It plunged into the solar system from above the ecliptic — the approximate plane on which planets and asteroids tend to orbit the sun.

After passing near the sun, the object “made a hairpin turn” under the solar system and passed around 15 million miles under Earth’s orbit on Oct. 14. NASA said the object has now “shot back up above” the ecliptic outside the inner solar system and is racing toward the Pegasus constellation at 27 miles per second.”

 

Now, THAT is fun stuff, at least to me. I meant sounds like a pretty strange comet, doesn’t it? However, you won’t easily find that type of story on most “news” sites. To be sure, it is there if you want to find it, but you have to wade through a whole bunch of “clickbait” to do so. While stories like the one above might stimulate the mind, the ones about celebrities and HS football recruits pay the bills.
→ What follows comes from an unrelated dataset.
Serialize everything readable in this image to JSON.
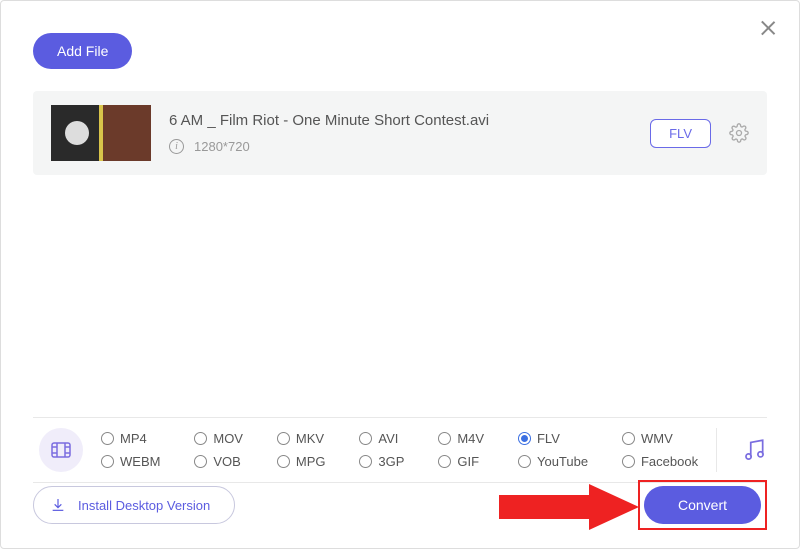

One technology and scientific sectors/companies, whether publically traded or not, are expanding our knowledge base at a rate not seen since the Renaissance and the overlapping Ming Dynasty, if ever. While I consider myself a pretty bright guy, consider Wikipedia’s partial description of something called Ethereum, which is just one of many stories:

 

“Ethereum is an open-source, public, blockchain-based distributed computing platform featuring smart contract (scripting) functionality. It provides a decentralized Turing-complete virtual machine, the Ethereum Virtual Machine (EVM), which can execute scripts using an international network of public nodes. Ethereum also provides a cryptocurrency token called “ether”, which can be transferred between accounts and used to compensate participant nodes for computations performed. “Gas”, an internal transaction pricing mechanism, is used to mitigate spam and allocate resources on the network.”

 

Okay, you got that? It doesn’t matter if you understand it or not, because you WILL be using this type of technology, and already are, without realizing it. YOU don’t have to understand the mechanics, but guys like Vitalik Buterin, Mihai Alisie, Anthony Di Iorio, and Charles Hoskinson do. Who? Yeah, these are the guys who initially started work on Ethereum.

Laughingly, a couple of us were briefly (and I mean briefly) discussing Buterin the other day, and I said the following: “This guy is so freakishly smart, he wouldn’t even be able to carry on a conversation with the likes of us, seriously. Guys like him operate on a whole different level.” Then one of our group brought up Elon Musk, and I think I did a pretty good job summing him up with: “Although Musk is every bit as smart as Buterin, he can still communicate with the rest of us, even if he might find it exhausting. That is why everyone knows who he is and why he is so rich.”

The upshot of all this is I can be an old [fogey] all I want. I can wax nostalgic about this and that until the cows come home. However, when I was a kid, we didn’t have the technology we have today…not even close. The best part? It is expanding at a rapid rate, with no slowdown in sight.

That is why we have been and likely will continue to be overweight the technology sector for a long time. Oh, ‘we’ don’t have to be smart enough to understand the genius behind Google, et al. We just have to be smart enough to realize it, if you catch my drift.

I suppose that is one of the few benefits of getting older, even if “Fun Size” Halloween treats aren’t.